4 Relative success for epilepsy
Studies have shown that the MCT Diet is as effective as other Ketogenic Diets, with more than 50% of the children achieving >50% reduction in seizures.
5 MCT Intake for MCT Diet
The amount of MCT required for different percentages of calorie intake and different daily calorie requirements is shown below. The values are in Tablespoons and the calculation assumes 0.945 grams/ml and 6.72 Calories/gram.
6 See Also
- The classifications and types of Low Carbohydrate Diet.
- An introduction to the Ketogenic Diet.
- My experiences with ultrarunning on the Ketogenic Diet
- How the Ketogenic Diet can be used for the treatment and management of disease.
- Health Risks of the Ketogenic Diet
- The time frame and changes that occur with Ketoadaptation
- What are Ketones
- The pros and cons of the Ketogenic Diet for athletes
- The Types of Ketogenic Diet
- My Ketogenic Recipes
- Non-Ketogenic Low Carbohydrate Diets
- Eric. Kossoff, Ketogenic diets : treatments for epilepsy and other disorders, date 2011, publisher Demos Health, location New York, isbn 1-936303-10-8, Kindle Offset 106
- Eric. Kossoff, Ketogenic diets : treatments for epilepsy and other disorders, date 2011, publisher Demos Health, location New York, isbn 1-936303-10-8, Kindle Offset
- Eric. Kossoff, Ketogenic diets : treatments for epilepsy and other disorders, date 2011, publisher Demos Health, location New York, isbn 1-936303-10-8, Kindle Offset 3169
- Eric. Kossoff, Ketogenic diets : treatments for epilepsy and other disorders, date 2011, publisher Demos Health, location New York, isbn 1-936303-10-8, Kindle Offset 3204
- Eric.

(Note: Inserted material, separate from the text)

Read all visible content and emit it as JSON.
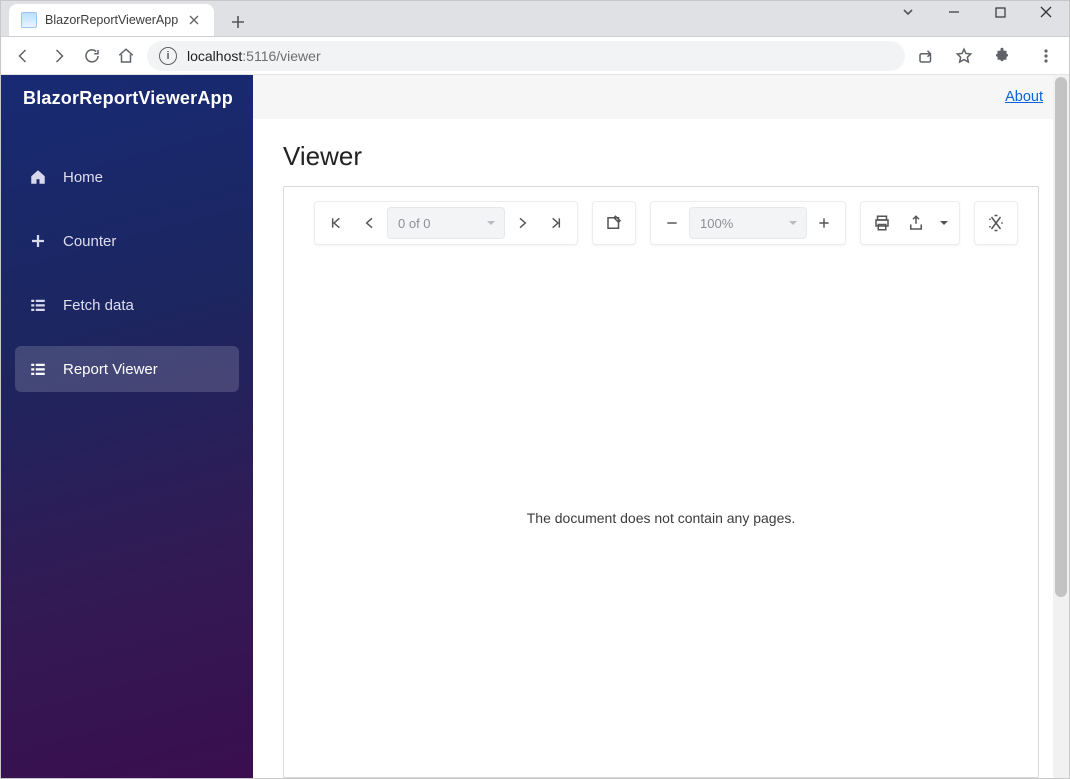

Kossoff, Ketogenic diets : treatments for epilepsy and other disorders, date 2011, publisher Demos Health, location New York, isbn 1-936303-10-8, Kindle Offset 3213
- YM. Liu, HS. Wang, Medium-chain triglyceride ketogenic diet, an effective treatment for drug-resistant epilepsy and a comparison with other ketogenic diets., Biomed J, volume 36, issue 1, pages 9-15, doi 10.4103/2319-4170.107154, PMID 23515148
- YM. Liu, Medium-chain triglyceride (MCT) ketogenic therapy., Epilepsia, volume 49 Suppl 8, pages 33-6, Nov 2008, doi 10.1111/j.1528-1167.2008.01830.x, PMID 19049583